===== Dataset records =====

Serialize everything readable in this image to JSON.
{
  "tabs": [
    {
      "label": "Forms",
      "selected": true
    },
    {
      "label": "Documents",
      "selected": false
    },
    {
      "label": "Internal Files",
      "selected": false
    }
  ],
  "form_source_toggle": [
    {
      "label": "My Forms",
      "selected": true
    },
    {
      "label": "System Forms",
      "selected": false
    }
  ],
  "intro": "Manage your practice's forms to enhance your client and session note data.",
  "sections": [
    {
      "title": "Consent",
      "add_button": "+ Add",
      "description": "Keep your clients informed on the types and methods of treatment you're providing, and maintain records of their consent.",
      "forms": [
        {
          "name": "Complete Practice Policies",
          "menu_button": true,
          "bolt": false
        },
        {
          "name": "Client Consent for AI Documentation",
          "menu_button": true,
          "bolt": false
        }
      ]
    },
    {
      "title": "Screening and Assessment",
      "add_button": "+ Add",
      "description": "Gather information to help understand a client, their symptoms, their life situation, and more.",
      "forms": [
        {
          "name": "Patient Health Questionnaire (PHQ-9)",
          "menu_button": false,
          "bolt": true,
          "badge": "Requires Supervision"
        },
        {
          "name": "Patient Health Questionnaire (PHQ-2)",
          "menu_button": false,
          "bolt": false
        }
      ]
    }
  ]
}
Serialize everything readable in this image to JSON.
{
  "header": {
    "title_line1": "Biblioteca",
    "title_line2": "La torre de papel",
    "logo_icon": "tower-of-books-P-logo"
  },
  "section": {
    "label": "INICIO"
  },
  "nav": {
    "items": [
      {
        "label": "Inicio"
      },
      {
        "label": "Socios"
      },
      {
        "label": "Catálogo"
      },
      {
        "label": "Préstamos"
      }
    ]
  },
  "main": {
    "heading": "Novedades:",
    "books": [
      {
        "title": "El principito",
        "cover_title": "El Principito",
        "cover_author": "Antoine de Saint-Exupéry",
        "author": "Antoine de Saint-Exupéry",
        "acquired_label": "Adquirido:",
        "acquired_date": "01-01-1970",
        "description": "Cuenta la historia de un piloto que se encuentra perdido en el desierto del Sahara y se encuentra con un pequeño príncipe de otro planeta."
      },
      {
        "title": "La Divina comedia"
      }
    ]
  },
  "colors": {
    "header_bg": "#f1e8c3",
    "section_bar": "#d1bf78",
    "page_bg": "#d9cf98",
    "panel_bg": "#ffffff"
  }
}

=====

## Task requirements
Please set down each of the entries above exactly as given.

## Result
Serialize everything readable in this image to JSON.
{
  "tabs": [
    {
      "label": "Forms",
      "selected": true
    },
    {
      "label": "Documents",
      "selected": false
    },
    {
      "label": "Internal Files",
      "selected": false
    }
  ],
  "form_source_toggle": [
    {
      "label": "My Forms",
      "selected": true
    },
    {
      "label": "System Forms",
      "selected": false
    }
  ],
  "intro": "Manage your practice's forms to enhance your client and session note data.",
  "sections": [
    {
      "title": "Consent",
      "add_button": "+ Add",
      "description": "Keep your clients informed on the types and methods of treatment you're providing, and maintain records of their consent.",
      "forms": [
        {
          "name": "Complete Practice Policies",
          "menu_button": true,
          "bolt": false
        },
        {
          "name": "Client Consent for AI Documentation",
          "menu_button": true,
          "bolt": false
        }
      ]
    },
    {
      "title": "Screening and Assessment",
      "add_button": "+ Add",
      "description": "Gather information to help understand a client, their symptoms, their life situation, and more.",
      "forms": [
        {
          "name": "Patient Health Questionnaire (PHQ-9)",
          "menu_button": false,
          "bolt": true,
          "badge": "Requires Supervision"
        },
        {
          "name": "Patient Health Questionnaire (PHQ-2)",
          "menu_button": false,
          "bolt": false
        }
      ]
    }
  ]
}
Serialize everything readable in this image to JSON.
{
  "header": {
    "title_line1": "Biblioteca",
    "title_line2": "La torre de papel",
    "logo_icon": "tower-of-books-P-logo"
  },
  "section": {
    "label": "INICIO"
  },
  "nav": {
    "items": [
      {
        "label": "Inicio"
      },
      {
        "label": "Socios"
      },
      {
        "label": "Catálogo"
      },
      {
        "label": "Préstamos"
      }
    ]
  },
  "main": {
    "heading": "Novedades:",
    "books": [
      {
        "title": "El principito",
        "cover_title": "El Principito",
        "cover_author": "Antoine de Saint-Exupéry",
        "author": "Antoine de Saint-Exupéry",
        "acquired_label": "Adquirido:",
        "acquired_date": "01-01-1970",
        "description": "Cuenta la historia de un piloto que se encuentra perdido en el desierto del Sahara y se encuentra con un pequeño príncipe de otro planeta."
      },
      {
        "title": "La Divina comedia"
      }
    ]
  },
  "colors": {
    "header_bg": "#f1e8c3",
    "section_bar": "#d1bf78",
    "page_bg": "#d9cf98",
    "panel_bg": "#ffffff"
  }
}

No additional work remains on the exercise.